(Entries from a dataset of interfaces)
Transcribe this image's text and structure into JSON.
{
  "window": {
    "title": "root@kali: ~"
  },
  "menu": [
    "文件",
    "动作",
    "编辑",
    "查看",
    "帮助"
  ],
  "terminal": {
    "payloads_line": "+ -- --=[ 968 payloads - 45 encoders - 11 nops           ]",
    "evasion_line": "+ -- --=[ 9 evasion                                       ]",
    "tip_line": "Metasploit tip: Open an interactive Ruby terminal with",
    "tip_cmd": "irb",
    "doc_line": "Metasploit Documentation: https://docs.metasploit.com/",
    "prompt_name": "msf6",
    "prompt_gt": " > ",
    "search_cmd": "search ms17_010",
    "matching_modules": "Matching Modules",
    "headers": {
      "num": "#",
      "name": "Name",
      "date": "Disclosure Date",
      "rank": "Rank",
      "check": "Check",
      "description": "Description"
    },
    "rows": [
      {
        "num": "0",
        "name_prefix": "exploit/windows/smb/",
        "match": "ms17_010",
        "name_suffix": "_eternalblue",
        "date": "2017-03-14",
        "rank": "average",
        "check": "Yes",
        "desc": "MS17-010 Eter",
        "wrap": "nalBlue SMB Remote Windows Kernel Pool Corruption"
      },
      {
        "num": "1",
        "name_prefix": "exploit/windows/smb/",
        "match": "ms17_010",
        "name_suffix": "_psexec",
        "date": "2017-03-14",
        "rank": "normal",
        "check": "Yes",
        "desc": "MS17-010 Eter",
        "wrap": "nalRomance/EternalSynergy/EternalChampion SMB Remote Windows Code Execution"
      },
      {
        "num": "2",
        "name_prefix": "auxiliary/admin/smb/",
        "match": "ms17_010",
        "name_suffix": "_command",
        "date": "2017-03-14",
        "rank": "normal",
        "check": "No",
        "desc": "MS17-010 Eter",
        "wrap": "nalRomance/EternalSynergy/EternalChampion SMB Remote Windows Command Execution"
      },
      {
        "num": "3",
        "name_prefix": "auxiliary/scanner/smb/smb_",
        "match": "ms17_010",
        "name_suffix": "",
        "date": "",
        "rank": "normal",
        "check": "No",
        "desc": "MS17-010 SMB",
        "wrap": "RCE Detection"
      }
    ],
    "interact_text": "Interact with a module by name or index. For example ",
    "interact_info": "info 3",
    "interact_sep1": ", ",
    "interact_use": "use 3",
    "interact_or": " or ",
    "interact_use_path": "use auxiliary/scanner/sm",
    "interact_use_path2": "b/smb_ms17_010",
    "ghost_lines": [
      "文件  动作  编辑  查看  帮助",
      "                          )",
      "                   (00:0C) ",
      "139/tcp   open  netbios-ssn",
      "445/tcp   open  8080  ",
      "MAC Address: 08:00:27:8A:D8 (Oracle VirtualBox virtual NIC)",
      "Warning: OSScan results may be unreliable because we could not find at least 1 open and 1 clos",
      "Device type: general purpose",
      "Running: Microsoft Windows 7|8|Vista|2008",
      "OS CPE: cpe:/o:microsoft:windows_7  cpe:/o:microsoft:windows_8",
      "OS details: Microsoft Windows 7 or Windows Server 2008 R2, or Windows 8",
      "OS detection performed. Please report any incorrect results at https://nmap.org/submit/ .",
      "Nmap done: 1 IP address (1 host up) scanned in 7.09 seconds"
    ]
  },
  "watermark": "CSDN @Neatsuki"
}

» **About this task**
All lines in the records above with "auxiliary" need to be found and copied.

» **Answer box**
        "name_prefix": "auxiliary/admin/smb/",
        "name_prefix": "auxiliary/scanner/smb/smb_",
    "interact_use_path": "use auxiliary/scanner/sm",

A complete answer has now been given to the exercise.